Xi told the gathering that boosting interconnectivity was important to releasing development potential, which is also the goal of the China-proposed Belt and Road Initiative.

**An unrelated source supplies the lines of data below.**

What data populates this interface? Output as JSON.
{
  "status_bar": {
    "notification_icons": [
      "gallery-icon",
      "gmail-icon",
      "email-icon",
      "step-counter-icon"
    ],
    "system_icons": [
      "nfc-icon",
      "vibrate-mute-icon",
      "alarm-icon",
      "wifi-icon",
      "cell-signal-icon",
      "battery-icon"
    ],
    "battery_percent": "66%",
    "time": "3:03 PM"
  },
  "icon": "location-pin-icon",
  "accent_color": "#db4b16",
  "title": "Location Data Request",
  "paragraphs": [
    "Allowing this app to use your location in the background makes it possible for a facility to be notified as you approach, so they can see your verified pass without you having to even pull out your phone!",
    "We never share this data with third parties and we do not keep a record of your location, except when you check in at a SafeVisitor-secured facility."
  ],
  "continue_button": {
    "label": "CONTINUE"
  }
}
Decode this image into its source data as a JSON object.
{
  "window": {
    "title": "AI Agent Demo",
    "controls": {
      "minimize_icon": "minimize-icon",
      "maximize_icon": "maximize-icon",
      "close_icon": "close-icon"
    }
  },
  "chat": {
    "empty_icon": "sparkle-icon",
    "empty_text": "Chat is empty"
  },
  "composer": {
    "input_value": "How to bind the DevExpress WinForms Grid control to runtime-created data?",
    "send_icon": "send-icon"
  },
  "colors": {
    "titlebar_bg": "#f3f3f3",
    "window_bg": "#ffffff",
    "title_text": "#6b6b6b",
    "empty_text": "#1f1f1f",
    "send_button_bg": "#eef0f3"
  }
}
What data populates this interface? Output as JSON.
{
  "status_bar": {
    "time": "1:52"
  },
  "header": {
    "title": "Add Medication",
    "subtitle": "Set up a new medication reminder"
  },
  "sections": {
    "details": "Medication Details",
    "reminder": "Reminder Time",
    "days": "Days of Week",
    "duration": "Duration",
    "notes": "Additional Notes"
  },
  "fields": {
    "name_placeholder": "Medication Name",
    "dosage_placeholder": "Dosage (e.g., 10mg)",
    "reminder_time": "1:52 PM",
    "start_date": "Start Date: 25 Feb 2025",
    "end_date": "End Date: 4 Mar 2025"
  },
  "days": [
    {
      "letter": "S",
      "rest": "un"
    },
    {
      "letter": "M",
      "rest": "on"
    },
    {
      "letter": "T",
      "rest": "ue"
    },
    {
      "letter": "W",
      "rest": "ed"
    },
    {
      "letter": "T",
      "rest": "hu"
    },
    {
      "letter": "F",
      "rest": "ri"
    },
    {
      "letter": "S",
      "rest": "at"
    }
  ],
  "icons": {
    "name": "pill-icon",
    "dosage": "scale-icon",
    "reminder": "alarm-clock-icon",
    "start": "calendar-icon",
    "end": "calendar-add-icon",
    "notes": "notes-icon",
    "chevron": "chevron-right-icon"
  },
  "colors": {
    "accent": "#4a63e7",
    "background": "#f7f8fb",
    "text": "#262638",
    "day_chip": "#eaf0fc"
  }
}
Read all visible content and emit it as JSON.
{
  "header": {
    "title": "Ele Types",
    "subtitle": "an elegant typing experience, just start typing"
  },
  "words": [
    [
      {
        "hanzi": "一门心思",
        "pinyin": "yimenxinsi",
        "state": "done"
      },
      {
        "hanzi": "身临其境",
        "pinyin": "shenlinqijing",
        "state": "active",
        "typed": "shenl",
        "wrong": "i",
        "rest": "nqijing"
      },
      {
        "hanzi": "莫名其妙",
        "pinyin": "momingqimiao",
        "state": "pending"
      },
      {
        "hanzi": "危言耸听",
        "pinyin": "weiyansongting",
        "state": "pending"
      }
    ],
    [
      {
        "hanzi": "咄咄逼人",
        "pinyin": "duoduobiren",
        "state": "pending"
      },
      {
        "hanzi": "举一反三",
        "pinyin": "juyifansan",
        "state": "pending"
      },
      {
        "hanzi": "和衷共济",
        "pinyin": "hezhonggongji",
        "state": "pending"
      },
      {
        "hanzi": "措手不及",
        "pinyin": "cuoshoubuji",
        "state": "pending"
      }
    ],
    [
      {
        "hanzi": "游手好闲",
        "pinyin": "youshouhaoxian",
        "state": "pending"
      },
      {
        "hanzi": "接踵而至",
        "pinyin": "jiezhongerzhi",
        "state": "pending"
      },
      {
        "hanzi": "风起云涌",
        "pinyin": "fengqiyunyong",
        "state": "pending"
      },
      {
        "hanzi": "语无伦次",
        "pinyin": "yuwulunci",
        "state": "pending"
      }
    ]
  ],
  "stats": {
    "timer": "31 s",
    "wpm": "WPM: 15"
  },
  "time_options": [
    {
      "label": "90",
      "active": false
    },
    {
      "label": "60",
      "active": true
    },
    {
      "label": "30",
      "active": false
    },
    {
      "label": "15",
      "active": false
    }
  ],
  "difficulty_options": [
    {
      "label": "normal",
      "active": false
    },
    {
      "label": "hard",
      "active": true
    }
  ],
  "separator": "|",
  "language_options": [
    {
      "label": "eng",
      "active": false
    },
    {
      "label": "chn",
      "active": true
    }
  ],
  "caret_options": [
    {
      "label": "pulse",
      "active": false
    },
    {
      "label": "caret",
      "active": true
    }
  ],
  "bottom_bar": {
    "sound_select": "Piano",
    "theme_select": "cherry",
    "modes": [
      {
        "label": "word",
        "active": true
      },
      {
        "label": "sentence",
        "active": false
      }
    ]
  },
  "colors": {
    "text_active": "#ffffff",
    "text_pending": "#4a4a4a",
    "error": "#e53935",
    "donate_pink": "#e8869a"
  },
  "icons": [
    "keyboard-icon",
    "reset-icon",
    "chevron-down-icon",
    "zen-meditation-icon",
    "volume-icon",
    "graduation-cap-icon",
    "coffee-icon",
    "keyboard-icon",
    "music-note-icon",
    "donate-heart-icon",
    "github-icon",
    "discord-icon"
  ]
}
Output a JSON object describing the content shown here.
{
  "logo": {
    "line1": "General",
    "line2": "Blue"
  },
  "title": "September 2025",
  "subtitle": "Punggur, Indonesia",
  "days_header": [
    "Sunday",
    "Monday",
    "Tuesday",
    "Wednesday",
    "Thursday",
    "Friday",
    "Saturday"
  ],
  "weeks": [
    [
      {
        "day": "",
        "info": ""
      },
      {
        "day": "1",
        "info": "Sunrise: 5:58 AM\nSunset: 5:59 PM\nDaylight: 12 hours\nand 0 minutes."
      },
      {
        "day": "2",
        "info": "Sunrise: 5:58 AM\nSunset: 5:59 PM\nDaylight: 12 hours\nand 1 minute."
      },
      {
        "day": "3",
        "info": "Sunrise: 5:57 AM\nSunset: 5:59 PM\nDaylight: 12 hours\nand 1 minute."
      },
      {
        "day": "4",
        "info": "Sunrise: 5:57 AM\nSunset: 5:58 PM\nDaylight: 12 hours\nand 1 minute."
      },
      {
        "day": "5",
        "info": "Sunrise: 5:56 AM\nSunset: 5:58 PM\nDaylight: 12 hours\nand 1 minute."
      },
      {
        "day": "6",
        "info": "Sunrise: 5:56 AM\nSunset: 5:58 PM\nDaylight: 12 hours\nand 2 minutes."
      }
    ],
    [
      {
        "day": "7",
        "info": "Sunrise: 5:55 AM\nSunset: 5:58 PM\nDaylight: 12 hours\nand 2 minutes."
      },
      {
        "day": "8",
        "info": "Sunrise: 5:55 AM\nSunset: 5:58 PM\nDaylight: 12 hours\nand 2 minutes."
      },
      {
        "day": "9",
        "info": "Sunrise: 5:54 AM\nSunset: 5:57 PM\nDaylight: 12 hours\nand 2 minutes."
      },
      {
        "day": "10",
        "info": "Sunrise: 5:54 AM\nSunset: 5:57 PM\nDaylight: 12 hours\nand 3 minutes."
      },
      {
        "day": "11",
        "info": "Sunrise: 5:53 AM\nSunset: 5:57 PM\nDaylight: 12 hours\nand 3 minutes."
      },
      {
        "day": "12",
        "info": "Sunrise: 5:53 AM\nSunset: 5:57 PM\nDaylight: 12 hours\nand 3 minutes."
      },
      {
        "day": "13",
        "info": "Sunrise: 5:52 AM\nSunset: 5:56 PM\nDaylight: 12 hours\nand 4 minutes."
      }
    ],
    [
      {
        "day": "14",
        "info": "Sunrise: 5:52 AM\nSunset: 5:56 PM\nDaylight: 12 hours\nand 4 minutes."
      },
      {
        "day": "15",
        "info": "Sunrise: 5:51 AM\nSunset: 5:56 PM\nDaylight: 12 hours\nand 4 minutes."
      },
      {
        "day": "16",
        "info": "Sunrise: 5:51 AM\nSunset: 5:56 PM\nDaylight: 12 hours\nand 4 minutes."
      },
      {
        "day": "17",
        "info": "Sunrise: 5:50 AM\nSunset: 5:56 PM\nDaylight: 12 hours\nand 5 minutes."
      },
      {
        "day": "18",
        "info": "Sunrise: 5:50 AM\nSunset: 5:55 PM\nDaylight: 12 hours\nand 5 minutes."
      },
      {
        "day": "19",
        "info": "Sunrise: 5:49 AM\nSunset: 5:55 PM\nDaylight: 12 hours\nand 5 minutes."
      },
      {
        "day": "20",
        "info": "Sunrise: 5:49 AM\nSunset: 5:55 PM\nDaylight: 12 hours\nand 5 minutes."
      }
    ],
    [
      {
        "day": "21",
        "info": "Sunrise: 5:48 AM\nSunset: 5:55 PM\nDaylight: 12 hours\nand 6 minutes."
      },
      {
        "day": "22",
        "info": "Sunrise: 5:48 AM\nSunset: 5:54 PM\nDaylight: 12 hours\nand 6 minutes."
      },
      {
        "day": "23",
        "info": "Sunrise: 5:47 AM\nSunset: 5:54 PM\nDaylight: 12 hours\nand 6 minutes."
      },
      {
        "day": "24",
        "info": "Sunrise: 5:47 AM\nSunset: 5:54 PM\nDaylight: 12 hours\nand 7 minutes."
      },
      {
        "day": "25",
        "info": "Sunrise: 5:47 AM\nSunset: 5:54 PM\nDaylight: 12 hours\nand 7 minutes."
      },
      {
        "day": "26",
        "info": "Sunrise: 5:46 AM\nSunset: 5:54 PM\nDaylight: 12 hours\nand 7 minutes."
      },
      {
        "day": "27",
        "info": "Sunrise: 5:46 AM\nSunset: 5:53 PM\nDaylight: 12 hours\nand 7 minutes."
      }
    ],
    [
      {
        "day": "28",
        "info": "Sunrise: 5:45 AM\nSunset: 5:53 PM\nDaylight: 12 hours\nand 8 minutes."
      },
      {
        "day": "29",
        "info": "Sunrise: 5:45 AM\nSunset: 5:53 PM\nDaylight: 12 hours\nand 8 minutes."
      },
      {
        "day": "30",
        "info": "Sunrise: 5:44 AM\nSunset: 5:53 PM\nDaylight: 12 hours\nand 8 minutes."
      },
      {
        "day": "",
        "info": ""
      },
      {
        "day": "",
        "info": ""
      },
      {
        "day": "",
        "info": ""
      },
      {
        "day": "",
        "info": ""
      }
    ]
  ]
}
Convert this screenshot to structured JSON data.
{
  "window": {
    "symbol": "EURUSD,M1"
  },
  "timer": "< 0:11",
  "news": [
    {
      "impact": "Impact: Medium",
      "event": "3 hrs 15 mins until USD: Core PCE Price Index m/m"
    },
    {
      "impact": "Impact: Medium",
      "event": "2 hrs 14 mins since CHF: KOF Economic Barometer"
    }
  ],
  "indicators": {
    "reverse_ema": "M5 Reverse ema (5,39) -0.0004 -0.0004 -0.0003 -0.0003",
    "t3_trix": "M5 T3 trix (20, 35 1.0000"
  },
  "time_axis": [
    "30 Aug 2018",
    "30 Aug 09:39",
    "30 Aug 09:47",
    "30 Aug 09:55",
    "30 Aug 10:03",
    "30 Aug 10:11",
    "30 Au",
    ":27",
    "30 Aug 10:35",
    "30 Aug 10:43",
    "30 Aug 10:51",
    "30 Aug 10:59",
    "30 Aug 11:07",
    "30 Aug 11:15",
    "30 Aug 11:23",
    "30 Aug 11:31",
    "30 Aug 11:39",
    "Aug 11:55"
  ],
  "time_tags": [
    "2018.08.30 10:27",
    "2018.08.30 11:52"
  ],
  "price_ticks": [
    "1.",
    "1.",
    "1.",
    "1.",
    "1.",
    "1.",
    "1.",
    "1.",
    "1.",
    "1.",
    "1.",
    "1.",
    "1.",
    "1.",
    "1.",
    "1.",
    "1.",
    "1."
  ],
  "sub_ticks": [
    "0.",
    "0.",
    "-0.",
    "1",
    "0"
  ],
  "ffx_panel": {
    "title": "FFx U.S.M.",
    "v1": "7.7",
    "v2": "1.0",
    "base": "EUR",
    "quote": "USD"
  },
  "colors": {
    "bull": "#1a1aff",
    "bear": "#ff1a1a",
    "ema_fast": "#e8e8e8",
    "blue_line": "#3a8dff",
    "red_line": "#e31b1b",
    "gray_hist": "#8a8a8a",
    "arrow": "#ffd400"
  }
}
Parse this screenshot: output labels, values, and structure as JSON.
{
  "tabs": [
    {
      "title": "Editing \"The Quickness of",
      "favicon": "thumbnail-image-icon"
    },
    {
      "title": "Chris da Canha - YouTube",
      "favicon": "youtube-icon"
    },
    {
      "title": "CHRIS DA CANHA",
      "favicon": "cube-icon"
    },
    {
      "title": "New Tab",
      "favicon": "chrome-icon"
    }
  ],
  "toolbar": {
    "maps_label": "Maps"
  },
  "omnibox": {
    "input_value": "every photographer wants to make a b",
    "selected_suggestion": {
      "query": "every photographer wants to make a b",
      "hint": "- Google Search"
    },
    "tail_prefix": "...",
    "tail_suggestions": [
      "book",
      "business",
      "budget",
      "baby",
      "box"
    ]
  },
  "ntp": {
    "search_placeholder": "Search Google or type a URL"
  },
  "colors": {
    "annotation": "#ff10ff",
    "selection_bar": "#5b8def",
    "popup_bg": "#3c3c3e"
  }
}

The Silk Road Economic Belt and the 21st Century Maritime Silk Road initiatives, put forward by Xi in 2013, aim to revive ancient trade routes, with an emphasis on infrastructure.
More than 100 countries and global organizations are participating in and supporting the initiative, with a number of major infrastructure projects already underway, Xi added.
China’s import volume will reach $8 trillion in the next five years and its number of outbound tourists will reach 700 million in the same period, Xi forecast, adding that China’s development was an opportunity for the world.
Establishing the Free Trade Area of the Asia-Pacific is a strategic measure that will bolster the long-term prosperity of the region and should be pushed forward with firm determination, Xi said.
The FTAAP process was initially launched at the 2014 APEC Economic Leaders’ Meeting in Beijing and its roadmap was endorsed.
The Chinese economy has met with some challenges in light of global sluggishness, Xi said, adding that Beijing has taken a positive role in economic adjustments. These have helped keep China’s economic growth in the top tier of the world’s primary economies.
China, as the world’s secondlargest economy, has called for safeguarding the global free trade system and opposing protectionism.
Raul Salazar, APEC affairs director at the Peruvian Foreign Ministry, called FTAAP necessary for the global economy.
“This step taken in Beijing ... has forced all members to face the reality that this is necessary for a number of reasons,” he said. “Peru holds the position that we need an Asia-Pacific free trade area. It would allow for APEC’s work to be deepened and would see free trade agreements proliferate.”
Liu Chenyang, director of the APEC Study Center at Tianjin-based Nankai University, said, “Promoting regional economic integration requires balancing the interests of all parties, meeting the demands of the developed and developing economies, and formulating the framework and mechanism of inclusive cooperation.”
After attending APEC meetings, Xi will pay his first state visit to Peru, only about two months after his Peruvian counterpart Pedro Pablo Kuczynski made China his first official destination abroad.
Xi will hold talks with Kuczynski, meet the president of the Peruvian Congress, Luz Salgado, and give a speech before Congress.
The two heads of state are also scheduled to attend the closing ceremonies of the China-Latin America and Caribbean 2016 Year of Culture Exchange.
From left, front row: Australia’s Prime Minister Malcolm Turnbull, Brunei’s Sultan Hassanal Bolkiah, Canada’s Prime Minister Justin Trudeau, Chile’s President Michelle Bachelet, China’s President Xi Jinping, Peru’s President Pedro Pablo Kuczynski, Hong Kong Chief Executive Leung Chun-ying, Indonesia’s Vice-President Jusuf Kalla, Japanese Prime Minister Shinzo Abe, South Korean Prime Minister Hwang Kyo-ahn, Malaysian Prime Minister Najib Razak. Back row: Mexico’s Economy Minister Ildefonso Guajardo, New Zealand’s Prime Minister John Key, Papua New Guinea’s Prime Minister Peter O’Neill, Philippines Foreign Affairs Secretary Perfecto Yasay, Russia’s President Vladimir Putin, Singapore’s Prime Minister Lee Hsien Loong, Chinese Taipei’s special envoy James Soong, Thailand’s Deputy Prime Minister Prajin Juntong, US President Barack Obama and Vietnam’s President Tran Dai Quang, pose for a family photo during the APEC (Asia-Pacific Economic Cooperation) Summit in Lima, Peru, on Sunday.
President Xi Jinping delivers a keynote address at the Asia-Pacific Economic Cooperation CEO Summit in Lima, Peru on Saturday.